### TASK BRIEF
Search the data for the word "heading" and copy out every line that has it.

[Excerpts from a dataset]
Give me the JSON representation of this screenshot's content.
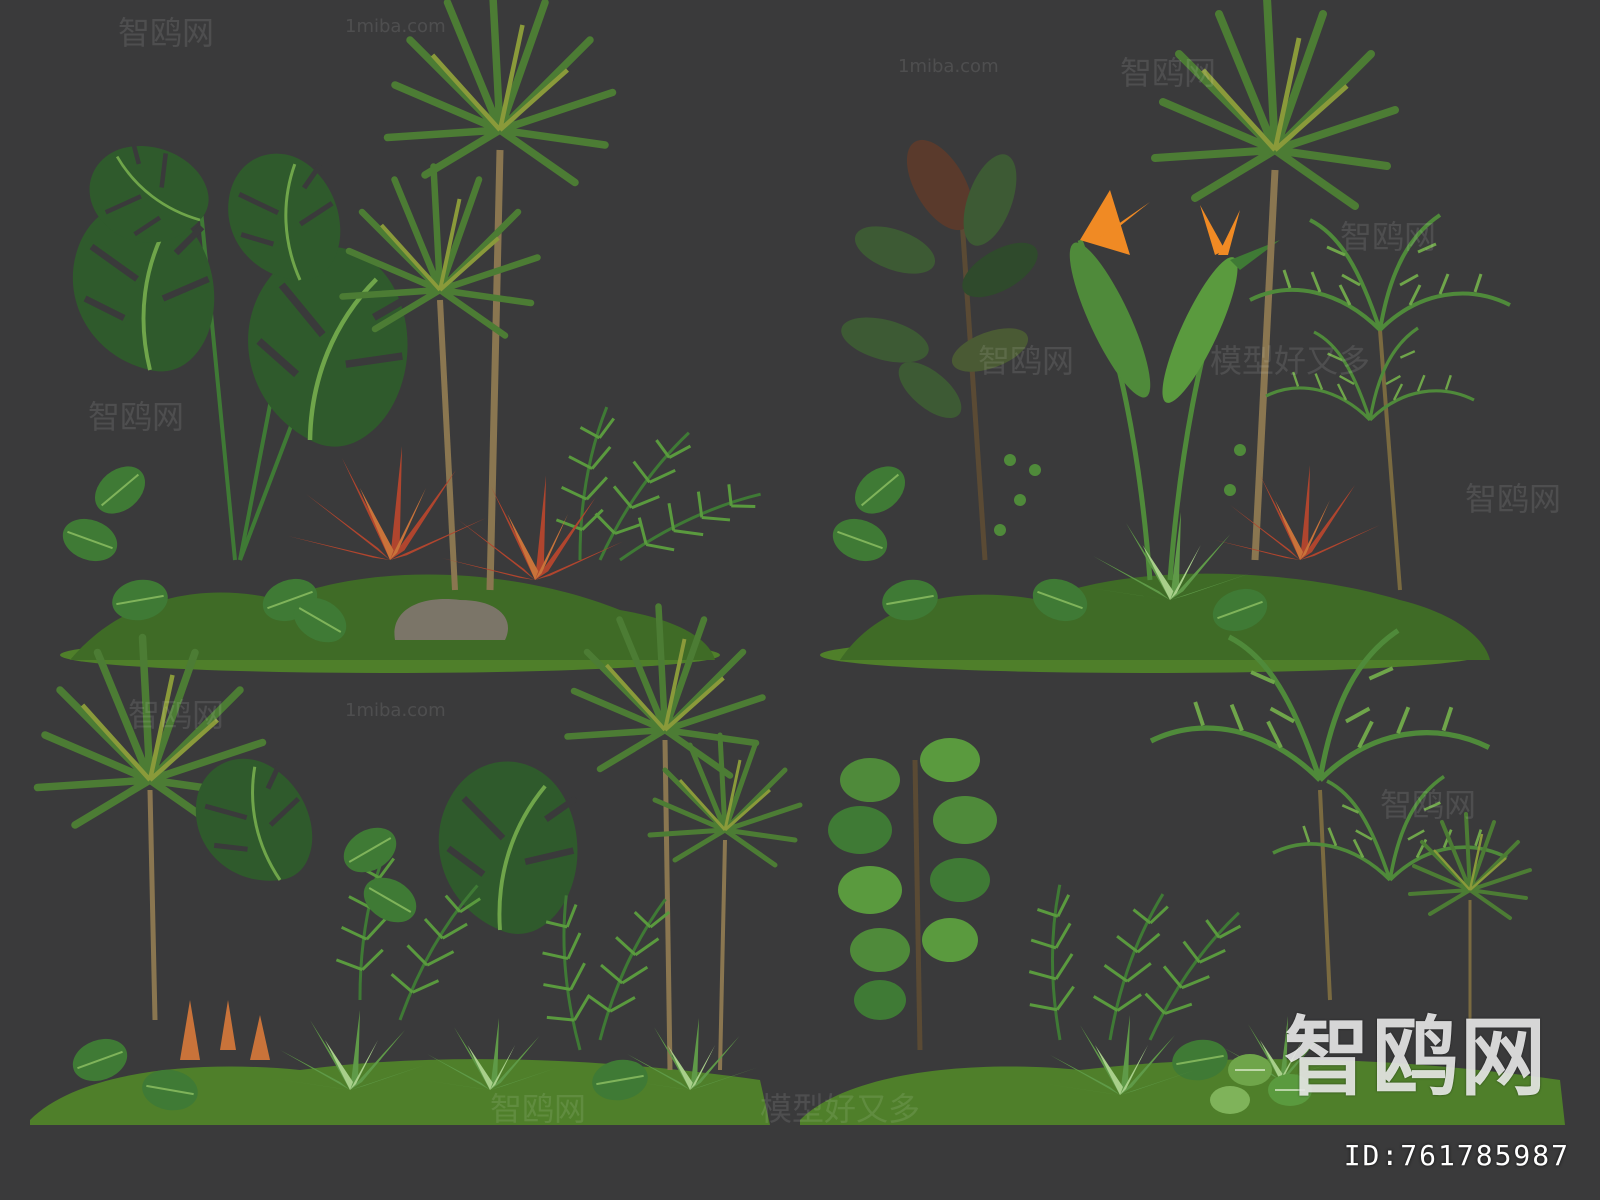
{
  "watermarks": {
    "brand_cn": "智鸥网",
    "site": "1miba.com",
    "model_text": "模型好又多",
    "id_label": "ID:761785987"
  },
  "colors": {
    "background": "#3a3a3b",
    "leaf_dark": "#2f5a2c",
    "leaf_mid": "#3f7a35",
    "leaf_light": "#6fa54a",
    "bromeliad_red": "#b0452e",
    "bromeliad_orange": "#c9733a",
    "bird_of_paradise": "#f08a24",
    "moss": "#4f7f2a",
    "rock": "#7b7568",
    "trunk": "#8a7650"
  },
  "panels": [
    {
      "name": "top-left-arrangement",
      "plants": [
        "monstera-icon",
        "dracaena-icon",
        "bromeliad-icon",
        "fern-icon",
        "moss-icon",
        "rock-icon"
      ]
    },
    {
      "name": "top-right-arrangement",
      "plants": [
        "rubber-plant-icon",
        "bird-of-paradise-icon",
        "dracaena-icon",
        "bromeliad-icon",
        "palm-icon",
        "moss-icon"
      ]
    },
    {
      "name": "bottom-left-arrangement",
      "plants": [
        "palm-icon",
        "monstera-icon",
        "dracaena-icon",
        "bromeliad-icon",
        "pitcher-plant-icon",
        "moss-icon"
      ]
    },
    {
      "name": "bottom-right-arrangement",
      "plants": [
        "fiddle-leaf-fig-icon",
        "palm-icon",
        "bromeliad-icon",
        "fittonia-icon",
        "moss-icon"
      ]
    }
  ]
}
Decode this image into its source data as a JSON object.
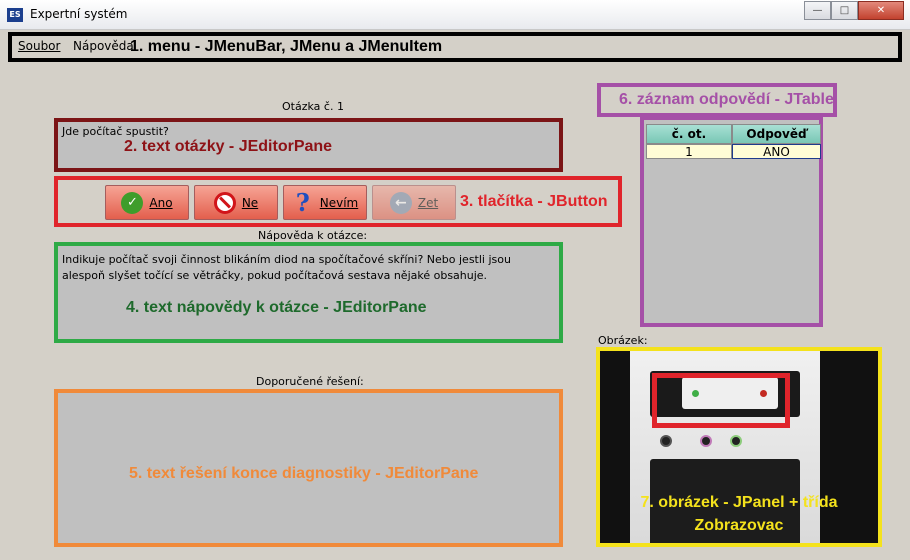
{
  "window": {
    "title": "Expertní systém",
    "icon_text": "ES"
  },
  "menubar": {
    "items": [
      {
        "label": "Soubor"
      },
      {
        "label": "Nápověda"
      }
    ],
    "annotation": "1. menu - JMenuBar, JMenu a JMenuItem"
  },
  "question": {
    "heading": "Otázka č. 1",
    "text": "Jde počítač spustit?",
    "annotation": "2. text otázky - JEditorPane"
  },
  "buttons": {
    "items": [
      {
        "label": "Ano",
        "icon": "check-icon"
      },
      {
        "label": "Ne",
        "icon": "no-entry-icon"
      },
      {
        "label": "Nevím",
        "icon": "question-mark-icon"
      },
      {
        "label": "Zet",
        "icon": "back-arrow-icon"
      }
    ],
    "annotation": "3. tlačítka - JButton"
  },
  "help": {
    "heading": "Nápověda k otázce:",
    "text": "Indikuje počítač svoji činnost blikáním diod na spočítačové skříni? Nebo jestli jsou alespoň slyšet točící se větráčky, pokud počítačová sestava nějaké obsahuje.",
    "annotation": "4. text nápovědy k otázce - JEditorPane"
  },
  "solution": {
    "heading": "Doporučené řešení:",
    "annotation": "5. text řešení konce diagnostiky - JEditorPane"
  },
  "answers": {
    "annotation": "6. záznam odpovědí - JTable",
    "columns": [
      "č. ot.",
      "Odpověď"
    ],
    "rows": [
      [
        "1",
        "ANO"
      ]
    ]
  },
  "image": {
    "heading": "Obrázek:",
    "annotation_line1": "7. obrázek - JPanel + třída",
    "annotation_line2": "Zobrazovac"
  },
  "colors": {
    "menu": "#000000",
    "question": "#7b1416",
    "buttons": "#e0242b",
    "help": "#2eaa46",
    "solution": "#f08a3a",
    "answers": "#a550a7",
    "image": "#f4e21c"
  }
}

### TASK RESULT
    "heading": "Otázka č. 1",
    "heading": "Nápověda k otázce:",
    "heading": "Doporučené řešení:",
    "heading": "Obrázek:",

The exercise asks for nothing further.